The daily rate, or “per diem” method, on the other hand, compensates you by day for the number of days that you had to deal with the pain and stress arising from the accident. Obviously, here, the issue is how high or low the daily rate should be. One rule of thumb that is sometimes used is to prorate your salary to get to your average daily earnings. That figure is then used as the daily rate for the purposes of your calculating your pain and suffering compensation, which is then multiplied by the number of days you were in mental, physical, and emotional distress caused by the accident. The logic here is that dealing with consequences of the accident is equivalent to the effort and burden of going to work every day. Note that these damages would be on top of the compensation for lost earnings that you are entitled to in the event that your injury forced you to take time out of work for medical treatment or recuperation.
When a court or a jury is determining pain and suffering damages, they do so at the conclusion of a trial which a victim has brought a cause of action against the party or parties allegedly responsible for the accident. During the trial, both sides present evidence and the testimony of experts and witnesses regarding the facts of the case and theories as to who is liable/to blame.
When determining the amount of pain and suffering damages to award the victim, the judge instructs the jury to come up with a number based on their common sense and practical judgment of what would be a fair and reasonable compensation for the trauma, pain, and discomfort that you experienced. As you may imagine, the amount of these jury awards vary widely. These amounts are influenced by factors such as the makeup of your jury, how severe your injuries look and actually are, the invasiveness of any surgery or medical procedures required, the time it took to recover, how sympathetic they are, how your lawyer presented your case, etc.
As you can see from the above, determining and quantifying pain and suffering damages is not an exact science. It is best to confer with and hire an experienced lawyer to help you through these negotiations – even if you are dealing with insurance companies and have not brought a cause of action in the court system.

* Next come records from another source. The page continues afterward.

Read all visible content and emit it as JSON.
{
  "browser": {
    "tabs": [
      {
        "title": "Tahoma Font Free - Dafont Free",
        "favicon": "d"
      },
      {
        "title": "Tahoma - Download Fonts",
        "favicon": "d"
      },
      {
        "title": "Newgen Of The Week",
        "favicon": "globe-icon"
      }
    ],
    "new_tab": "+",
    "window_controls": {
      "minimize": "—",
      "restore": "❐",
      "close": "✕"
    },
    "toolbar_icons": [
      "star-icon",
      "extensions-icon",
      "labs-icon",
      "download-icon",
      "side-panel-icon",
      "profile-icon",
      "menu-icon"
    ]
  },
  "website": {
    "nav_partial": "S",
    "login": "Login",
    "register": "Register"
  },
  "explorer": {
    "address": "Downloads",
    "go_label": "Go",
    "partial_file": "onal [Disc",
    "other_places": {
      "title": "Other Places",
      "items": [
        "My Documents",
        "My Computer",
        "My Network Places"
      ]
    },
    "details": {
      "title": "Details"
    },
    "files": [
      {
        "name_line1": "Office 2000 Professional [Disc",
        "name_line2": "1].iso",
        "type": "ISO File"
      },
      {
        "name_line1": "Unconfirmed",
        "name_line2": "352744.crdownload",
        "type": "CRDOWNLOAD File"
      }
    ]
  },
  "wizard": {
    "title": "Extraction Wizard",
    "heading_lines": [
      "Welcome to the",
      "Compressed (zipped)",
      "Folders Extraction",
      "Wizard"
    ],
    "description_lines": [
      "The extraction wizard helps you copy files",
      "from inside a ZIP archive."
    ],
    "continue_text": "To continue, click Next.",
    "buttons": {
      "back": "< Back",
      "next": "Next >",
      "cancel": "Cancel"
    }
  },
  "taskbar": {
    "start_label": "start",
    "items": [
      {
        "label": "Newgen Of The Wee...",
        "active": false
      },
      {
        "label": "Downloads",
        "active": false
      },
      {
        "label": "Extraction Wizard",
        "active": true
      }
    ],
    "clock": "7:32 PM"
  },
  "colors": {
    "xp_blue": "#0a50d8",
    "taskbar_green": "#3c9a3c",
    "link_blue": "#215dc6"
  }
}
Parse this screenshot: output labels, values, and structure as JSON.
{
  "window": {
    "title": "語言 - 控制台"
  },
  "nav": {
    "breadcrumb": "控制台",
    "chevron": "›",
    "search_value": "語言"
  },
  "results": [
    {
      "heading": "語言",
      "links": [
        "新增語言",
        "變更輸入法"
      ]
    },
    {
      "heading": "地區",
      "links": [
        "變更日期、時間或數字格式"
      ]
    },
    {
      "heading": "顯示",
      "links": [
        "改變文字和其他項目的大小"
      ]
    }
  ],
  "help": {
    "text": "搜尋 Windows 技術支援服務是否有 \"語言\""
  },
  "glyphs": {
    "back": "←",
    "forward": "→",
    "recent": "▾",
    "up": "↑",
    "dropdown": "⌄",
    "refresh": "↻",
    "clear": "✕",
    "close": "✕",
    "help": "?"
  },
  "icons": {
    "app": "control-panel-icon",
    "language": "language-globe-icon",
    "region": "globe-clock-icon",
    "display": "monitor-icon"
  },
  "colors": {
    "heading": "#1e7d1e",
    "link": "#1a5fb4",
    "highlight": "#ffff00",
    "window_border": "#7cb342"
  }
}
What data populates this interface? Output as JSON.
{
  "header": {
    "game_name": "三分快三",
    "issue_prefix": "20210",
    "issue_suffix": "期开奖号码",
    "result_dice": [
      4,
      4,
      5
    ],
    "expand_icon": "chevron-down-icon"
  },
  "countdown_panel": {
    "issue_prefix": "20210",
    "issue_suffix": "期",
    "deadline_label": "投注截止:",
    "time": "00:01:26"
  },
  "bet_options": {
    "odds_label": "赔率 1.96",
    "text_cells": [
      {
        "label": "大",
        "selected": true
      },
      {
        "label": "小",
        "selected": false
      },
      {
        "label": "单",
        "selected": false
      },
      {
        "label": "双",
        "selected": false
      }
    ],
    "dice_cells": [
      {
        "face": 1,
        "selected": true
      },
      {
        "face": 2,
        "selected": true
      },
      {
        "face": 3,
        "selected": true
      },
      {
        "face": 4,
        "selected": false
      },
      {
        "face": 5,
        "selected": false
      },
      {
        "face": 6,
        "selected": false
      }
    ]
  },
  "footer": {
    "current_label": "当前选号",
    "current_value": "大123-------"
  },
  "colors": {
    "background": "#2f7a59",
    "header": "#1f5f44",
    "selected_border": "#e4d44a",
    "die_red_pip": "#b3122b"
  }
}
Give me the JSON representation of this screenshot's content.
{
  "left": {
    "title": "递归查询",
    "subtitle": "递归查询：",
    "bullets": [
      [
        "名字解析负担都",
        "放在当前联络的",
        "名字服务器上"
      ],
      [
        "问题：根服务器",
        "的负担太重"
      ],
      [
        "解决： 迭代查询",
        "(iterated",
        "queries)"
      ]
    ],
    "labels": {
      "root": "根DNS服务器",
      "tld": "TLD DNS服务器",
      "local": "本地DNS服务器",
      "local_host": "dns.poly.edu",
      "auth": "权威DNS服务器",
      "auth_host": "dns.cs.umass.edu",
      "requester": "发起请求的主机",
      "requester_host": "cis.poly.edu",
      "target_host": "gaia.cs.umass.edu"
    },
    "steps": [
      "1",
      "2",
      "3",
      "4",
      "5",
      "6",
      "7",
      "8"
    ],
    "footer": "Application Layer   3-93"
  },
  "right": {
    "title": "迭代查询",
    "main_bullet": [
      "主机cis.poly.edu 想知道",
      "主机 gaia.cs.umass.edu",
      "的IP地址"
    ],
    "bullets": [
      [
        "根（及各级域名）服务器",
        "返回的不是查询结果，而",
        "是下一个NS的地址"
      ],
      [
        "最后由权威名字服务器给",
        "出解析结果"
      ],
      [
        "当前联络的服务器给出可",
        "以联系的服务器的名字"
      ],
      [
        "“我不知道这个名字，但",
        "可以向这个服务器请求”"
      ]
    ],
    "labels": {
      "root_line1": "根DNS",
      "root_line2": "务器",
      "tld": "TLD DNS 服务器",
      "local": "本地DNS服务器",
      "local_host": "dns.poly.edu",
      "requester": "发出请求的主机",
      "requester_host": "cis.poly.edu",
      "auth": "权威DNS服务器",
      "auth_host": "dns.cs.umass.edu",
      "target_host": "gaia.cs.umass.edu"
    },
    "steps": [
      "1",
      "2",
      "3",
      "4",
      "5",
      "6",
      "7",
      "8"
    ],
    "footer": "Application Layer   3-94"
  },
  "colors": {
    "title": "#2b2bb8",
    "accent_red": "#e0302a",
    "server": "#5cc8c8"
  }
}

Knowing precedent, previous awards for similar injuries, and understanding tactics opposing insurance companies might use to offer you lower compensation is valuable experience that a seasoned attorney should have, which will ultimately help you get the compensation that you deserve.